Brookfield Asset Management‘s new series of impact funds is expected to grow to up $100 billion over time, according to chief executive Bruce Flatt.
“Today, options are limited for investors looking to deploy capital at scale in this space. It is for this reason that we believe this strategy will be a $50 billion to $100 billion AUM business in the medium term — and possibly more over the longer term,” Flatt wrote in the firm’s Q3 2020 letter to shareholders.
Brookfield’s Global Transition Fund, its first impact vehicle, will focus on investments that accelerate the world’s transition to a net-zero carbon economy, according to the letter. It will invest with the dual objectives of earning an attractive financial return and generating a measurable positive environmental change. The effort is led by Mark Carney, the former Bank of England governor who joined as Brookfield’s head of ESG and impact investing in August.
It is unclear how much the firm is targeting for the vehicle. Flatt could not provide further details on the target size, but he noted on the firm’s Q3 2020 earnings call on Nov. 12 that terms for the Transition Fund will be similar to its flagship offerings.

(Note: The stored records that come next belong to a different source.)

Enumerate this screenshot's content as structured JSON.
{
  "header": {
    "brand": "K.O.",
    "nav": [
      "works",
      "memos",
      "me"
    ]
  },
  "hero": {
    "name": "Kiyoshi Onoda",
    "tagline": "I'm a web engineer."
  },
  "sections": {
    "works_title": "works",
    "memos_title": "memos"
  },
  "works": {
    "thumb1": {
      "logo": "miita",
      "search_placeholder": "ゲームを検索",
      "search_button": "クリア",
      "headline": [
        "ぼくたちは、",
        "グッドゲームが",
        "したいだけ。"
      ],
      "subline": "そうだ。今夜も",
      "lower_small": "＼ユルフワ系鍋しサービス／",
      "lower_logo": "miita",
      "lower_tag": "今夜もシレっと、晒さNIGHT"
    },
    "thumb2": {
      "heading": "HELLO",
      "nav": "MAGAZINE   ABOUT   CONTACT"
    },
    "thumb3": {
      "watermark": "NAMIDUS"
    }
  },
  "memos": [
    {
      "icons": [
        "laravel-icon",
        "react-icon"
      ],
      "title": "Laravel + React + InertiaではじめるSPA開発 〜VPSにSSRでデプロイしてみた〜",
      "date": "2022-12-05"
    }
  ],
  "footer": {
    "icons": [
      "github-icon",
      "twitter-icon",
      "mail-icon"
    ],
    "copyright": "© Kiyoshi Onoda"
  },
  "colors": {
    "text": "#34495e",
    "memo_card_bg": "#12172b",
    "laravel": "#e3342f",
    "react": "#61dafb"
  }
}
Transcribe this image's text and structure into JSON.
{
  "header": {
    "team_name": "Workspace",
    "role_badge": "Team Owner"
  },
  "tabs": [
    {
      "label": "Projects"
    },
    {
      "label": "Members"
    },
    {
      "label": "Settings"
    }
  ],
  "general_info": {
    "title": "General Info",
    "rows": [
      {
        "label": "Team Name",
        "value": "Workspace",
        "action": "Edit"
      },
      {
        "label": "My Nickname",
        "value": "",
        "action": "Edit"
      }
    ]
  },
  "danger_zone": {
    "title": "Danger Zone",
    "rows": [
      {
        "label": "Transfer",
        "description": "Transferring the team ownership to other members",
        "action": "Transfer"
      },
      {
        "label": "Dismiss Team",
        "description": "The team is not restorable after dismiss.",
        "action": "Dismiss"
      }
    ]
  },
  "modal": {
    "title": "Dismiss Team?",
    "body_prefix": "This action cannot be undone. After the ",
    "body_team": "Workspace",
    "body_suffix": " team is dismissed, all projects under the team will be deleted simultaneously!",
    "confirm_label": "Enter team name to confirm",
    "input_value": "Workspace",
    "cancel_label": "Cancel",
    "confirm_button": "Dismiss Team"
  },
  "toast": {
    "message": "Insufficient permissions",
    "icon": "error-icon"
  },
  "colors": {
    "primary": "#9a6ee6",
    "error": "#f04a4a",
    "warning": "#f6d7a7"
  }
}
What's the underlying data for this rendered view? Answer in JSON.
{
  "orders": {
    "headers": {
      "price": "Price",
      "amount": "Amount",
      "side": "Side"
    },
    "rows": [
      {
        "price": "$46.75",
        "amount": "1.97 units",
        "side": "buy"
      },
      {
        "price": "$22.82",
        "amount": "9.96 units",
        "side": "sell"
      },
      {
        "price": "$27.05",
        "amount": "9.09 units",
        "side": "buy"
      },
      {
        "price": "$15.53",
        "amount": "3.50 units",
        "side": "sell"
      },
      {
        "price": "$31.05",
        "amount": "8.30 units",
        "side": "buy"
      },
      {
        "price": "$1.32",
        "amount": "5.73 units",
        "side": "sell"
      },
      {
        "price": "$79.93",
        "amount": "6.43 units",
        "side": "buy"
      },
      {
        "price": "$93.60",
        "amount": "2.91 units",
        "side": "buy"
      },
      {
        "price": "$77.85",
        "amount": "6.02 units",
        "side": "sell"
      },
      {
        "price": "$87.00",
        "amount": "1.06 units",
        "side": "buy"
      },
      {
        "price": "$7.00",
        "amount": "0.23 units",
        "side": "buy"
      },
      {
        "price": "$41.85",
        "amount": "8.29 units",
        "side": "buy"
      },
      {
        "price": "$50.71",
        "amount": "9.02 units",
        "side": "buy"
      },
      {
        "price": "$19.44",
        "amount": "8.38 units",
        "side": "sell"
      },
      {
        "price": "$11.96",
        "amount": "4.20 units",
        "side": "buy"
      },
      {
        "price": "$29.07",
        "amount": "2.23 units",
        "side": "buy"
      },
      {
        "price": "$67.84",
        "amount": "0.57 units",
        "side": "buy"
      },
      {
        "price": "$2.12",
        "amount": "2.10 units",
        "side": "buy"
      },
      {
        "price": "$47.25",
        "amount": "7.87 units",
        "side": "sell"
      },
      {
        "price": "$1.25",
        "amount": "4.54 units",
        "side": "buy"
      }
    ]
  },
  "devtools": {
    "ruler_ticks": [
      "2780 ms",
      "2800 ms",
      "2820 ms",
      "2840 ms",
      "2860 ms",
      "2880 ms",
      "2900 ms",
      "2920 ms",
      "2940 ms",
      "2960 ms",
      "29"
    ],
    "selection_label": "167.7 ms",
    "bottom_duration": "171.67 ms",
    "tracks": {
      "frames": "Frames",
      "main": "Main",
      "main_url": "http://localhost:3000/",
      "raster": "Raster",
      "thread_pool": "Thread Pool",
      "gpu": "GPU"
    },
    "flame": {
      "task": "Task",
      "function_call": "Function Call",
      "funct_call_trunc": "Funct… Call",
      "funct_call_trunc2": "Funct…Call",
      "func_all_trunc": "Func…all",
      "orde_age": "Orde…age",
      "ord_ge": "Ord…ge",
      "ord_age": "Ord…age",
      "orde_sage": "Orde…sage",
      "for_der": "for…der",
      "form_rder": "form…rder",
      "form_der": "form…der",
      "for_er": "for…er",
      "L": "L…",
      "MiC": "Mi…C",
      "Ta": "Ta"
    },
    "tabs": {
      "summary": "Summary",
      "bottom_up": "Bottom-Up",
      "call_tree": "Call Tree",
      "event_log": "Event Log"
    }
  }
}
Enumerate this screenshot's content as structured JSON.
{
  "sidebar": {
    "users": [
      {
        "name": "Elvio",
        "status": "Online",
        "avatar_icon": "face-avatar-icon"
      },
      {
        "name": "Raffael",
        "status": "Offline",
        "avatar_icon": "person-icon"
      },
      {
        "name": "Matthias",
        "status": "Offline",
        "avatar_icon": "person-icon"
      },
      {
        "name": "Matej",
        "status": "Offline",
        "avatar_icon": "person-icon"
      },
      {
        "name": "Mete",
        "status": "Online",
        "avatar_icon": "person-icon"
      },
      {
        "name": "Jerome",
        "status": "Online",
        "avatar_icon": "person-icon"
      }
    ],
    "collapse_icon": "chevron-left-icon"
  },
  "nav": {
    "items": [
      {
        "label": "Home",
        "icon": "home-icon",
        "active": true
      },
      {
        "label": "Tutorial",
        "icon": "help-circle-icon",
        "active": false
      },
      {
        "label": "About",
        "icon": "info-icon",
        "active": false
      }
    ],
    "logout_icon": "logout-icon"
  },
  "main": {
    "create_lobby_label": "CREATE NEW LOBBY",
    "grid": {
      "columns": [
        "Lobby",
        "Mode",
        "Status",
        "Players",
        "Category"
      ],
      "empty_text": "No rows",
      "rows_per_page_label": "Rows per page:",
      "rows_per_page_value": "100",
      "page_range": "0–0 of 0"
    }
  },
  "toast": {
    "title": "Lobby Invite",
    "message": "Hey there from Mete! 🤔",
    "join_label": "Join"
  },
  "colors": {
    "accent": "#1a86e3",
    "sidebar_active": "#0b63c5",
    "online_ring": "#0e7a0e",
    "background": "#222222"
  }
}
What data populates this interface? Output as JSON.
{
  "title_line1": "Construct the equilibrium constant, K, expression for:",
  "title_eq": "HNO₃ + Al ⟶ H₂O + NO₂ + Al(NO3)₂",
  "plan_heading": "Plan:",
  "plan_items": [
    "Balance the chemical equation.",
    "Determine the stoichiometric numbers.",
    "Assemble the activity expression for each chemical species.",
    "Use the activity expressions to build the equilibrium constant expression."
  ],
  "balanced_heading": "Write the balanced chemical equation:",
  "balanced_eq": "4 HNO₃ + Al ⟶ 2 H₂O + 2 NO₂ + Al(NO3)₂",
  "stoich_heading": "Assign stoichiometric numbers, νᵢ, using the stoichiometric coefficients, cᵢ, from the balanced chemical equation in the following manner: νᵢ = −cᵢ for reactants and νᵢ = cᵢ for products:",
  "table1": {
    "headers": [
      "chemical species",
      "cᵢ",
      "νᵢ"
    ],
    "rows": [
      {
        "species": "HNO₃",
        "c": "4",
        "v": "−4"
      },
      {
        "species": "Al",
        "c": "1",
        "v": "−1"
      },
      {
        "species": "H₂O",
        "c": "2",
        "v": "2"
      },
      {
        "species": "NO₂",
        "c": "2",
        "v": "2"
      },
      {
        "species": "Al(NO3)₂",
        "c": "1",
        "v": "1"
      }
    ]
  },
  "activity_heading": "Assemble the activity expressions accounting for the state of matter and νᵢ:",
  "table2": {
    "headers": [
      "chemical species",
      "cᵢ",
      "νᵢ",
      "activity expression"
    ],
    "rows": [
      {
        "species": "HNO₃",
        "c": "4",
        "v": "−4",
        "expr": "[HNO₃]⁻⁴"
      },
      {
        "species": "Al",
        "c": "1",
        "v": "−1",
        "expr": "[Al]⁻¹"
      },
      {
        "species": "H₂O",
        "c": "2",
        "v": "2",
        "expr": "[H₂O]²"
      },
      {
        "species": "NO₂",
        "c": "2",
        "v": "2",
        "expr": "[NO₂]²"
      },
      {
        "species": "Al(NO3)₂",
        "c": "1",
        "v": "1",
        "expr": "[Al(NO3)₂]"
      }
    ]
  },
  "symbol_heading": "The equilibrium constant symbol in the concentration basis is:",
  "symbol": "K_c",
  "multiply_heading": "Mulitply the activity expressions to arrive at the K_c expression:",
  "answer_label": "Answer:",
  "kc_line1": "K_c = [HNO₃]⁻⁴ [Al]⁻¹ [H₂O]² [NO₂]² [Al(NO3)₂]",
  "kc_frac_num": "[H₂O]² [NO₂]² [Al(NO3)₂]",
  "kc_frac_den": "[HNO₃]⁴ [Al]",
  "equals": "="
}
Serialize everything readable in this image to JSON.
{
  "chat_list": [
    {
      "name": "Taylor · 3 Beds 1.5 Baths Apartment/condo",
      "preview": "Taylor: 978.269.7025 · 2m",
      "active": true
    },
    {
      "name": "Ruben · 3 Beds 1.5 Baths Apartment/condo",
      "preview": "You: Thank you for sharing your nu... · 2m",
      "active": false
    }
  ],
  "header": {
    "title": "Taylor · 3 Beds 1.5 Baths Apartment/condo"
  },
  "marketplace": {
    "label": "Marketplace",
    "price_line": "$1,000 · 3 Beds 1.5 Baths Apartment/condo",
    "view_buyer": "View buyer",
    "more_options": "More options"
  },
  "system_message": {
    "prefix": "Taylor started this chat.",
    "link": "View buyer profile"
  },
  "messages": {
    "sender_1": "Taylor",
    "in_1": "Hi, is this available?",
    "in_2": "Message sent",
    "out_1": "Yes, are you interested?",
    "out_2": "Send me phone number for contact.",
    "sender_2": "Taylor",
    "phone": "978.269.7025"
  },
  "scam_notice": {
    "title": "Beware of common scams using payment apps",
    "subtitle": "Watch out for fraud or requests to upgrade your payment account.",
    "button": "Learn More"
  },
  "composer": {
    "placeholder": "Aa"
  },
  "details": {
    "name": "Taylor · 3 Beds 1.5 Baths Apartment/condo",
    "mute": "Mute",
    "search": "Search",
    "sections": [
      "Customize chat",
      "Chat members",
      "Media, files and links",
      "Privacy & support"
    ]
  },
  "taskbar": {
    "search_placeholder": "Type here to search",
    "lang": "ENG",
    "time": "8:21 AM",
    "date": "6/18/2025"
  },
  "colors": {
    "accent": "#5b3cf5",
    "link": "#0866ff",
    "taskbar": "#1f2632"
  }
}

He added: “We think there is a very large group of investors who want to put money into the transition of the economy and there’s not very many alternatives for them to do that at this point in time.”
Capital raised for the fund will invest in renewables and other industrial businesses and infrastructure assets which fit that mode, according to Flatt.
“They have to have additionality, that we will develop and create more assets in the future, so it will be much more focused on deploying capital to achieve the transition to net zero. And we think that universe is very, very large, which could include some assets that might otherwise fit into our renewable energy program.”
Flatt noted in the letter that the firm is progressing a number of newer strategies, including reinsurance, a secondaries funds business and widening its technology investing skill set.
The firm expects each of these strategies to have “a very meaningful impact” on its growth trajectory for the next 10 years and beyond, he added.
The firm raised $18 billion of new capital during the third quarter of 2020, including $12 billion for the first close of its latest distressed debt fund, as well as $6 billion across other strategies, including its second infrastructure debt fund and debut European core-plus real estate fund, according to earnings materials.
Brookfield expects to be back in market with its latest flagship funds next year, Flatt said.
Net income from its PE portfolio decreased to $740 million as of Q3 2020, from $867 million in Q3 2019. The firm is investing Brookfield Capital Partners V, which held a final close on $9 billion in November last year.
Brookfield had $578 billion of assets under management as of September 30, up $28 billion from the previous quarter. It has $75 billion of dry powder across its private and public entities.
This article first appeared in sister publication Private Equity International